The judiciary's journey is, however, not without obstacles. The need for introspection and reform is evident. Transparency in judicial appointments, diversification of the bench in race-relations cases, and strengthening conflict-of-interest mechanisms are essential steps toward reinforcing public confidence in the judiciary. These reforms would not only enhance the judiciary's credibility but also ensure that it reflects the complex and diverse society it serves.
Moreover, the judiciary must navigate the delicate balance between upholding the law and being sensitive to the socio-political context of South Africa. Decisions must be grounded in legal principles while also being cognizant of their broader impact on society.

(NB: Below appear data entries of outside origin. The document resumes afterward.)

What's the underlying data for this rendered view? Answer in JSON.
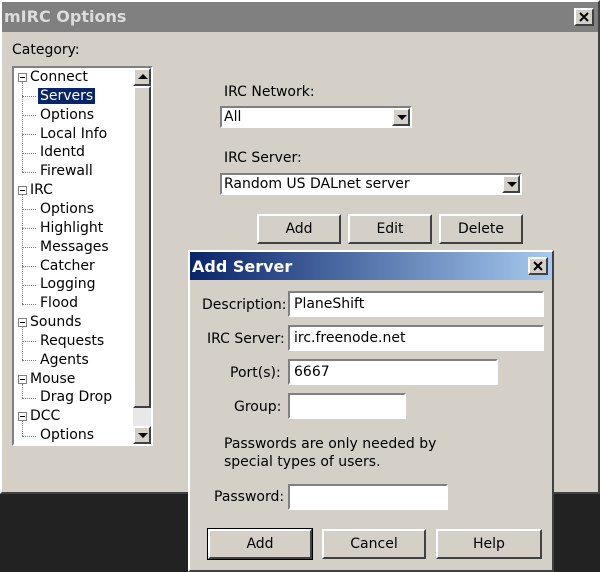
{
  "main_window": {
    "title": "mIRC Options",
    "category_label": "Category:",
    "tree": [
      {
        "label": "Connect",
        "level": 0,
        "expanded": true
      },
      {
        "label": "Servers",
        "level": 1,
        "selected": true
      },
      {
        "label": "Options",
        "level": 1
      },
      {
        "label": "Local Info",
        "level": 1
      },
      {
        "label": "Identd",
        "level": 1
      },
      {
        "label": "Firewall",
        "level": 1
      },
      {
        "label": "IRC",
        "level": 0,
        "expanded": true
      },
      {
        "label": "Options",
        "level": 1
      },
      {
        "label": "Highlight",
        "level": 1
      },
      {
        "label": "Messages",
        "level": 1
      },
      {
        "label": "Catcher",
        "level": 1
      },
      {
        "label": "Logging",
        "level": 1
      },
      {
        "label": "Flood",
        "level": 1
      },
      {
        "label": "Sounds",
        "level": 0,
        "expanded": true
      },
      {
        "label": "Requests",
        "level": 1
      },
      {
        "label": "Agents",
        "level": 1
      },
      {
        "label": "Mouse",
        "level": 0,
        "expanded": true
      },
      {
        "label": "Drag Drop",
        "level": 1
      },
      {
        "label": "DCC",
        "level": 0,
        "expanded": true
      },
      {
        "label": "Options",
        "level": 1
      }
    ],
    "network_label": "IRC Network:",
    "network_value": "All",
    "server_label": "IRC Server:",
    "server_value": "Random US DALnet server",
    "buttons": {
      "add": "Add",
      "edit": "Edit",
      "delete": "Delete"
    }
  },
  "add_server_dialog": {
    "title": "Add Server",
    "description_label": "Description:",
    "description_value": "PlaneShift",
    "server_label": "IRC Server:",
    "server_value": "irc.freenode.net",
    "ports_label": "Port(s):",
    "ports_value": "6667",
    "group_label": "Group:",
    "group_value": "",
    "password_note_line1": "Passwords are only needed by",
    "password_note_line2": "special types of users.",
    "password_label": "Password:",
    "password_value": "",
    "buttons": {
      "add": "Add",
      "cancel": "Cancel",
      "help": "Help"
    }
  }
}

The judiciary's role in shaping public perception and influencing the course of South Africa's democratic journey cannot be understated, especially coming from our apartheid past.
The health and legitimacy of the legal system are implicated at the core when Judge Govern’s “real” or “perceived” conflict of interest and the SCA lily-white bench in the racial discrimination matter of Sekunjalo is looked into. The case further brings to light the intricate challenges faced by judges in applying the law within a society marked by historical and systemic injustices - raising pivotal questions about the attainability of true judicial impartiality in such a context.
Will the ideals of impartial justice be fully realised in a society still confronting the shadows of its past, or will judicial impartiality remain a myth?
* Edmond Phiri is an independent writer and commentator.
** The views expressed do not necessarily reflect the views of IOL or Independent Media.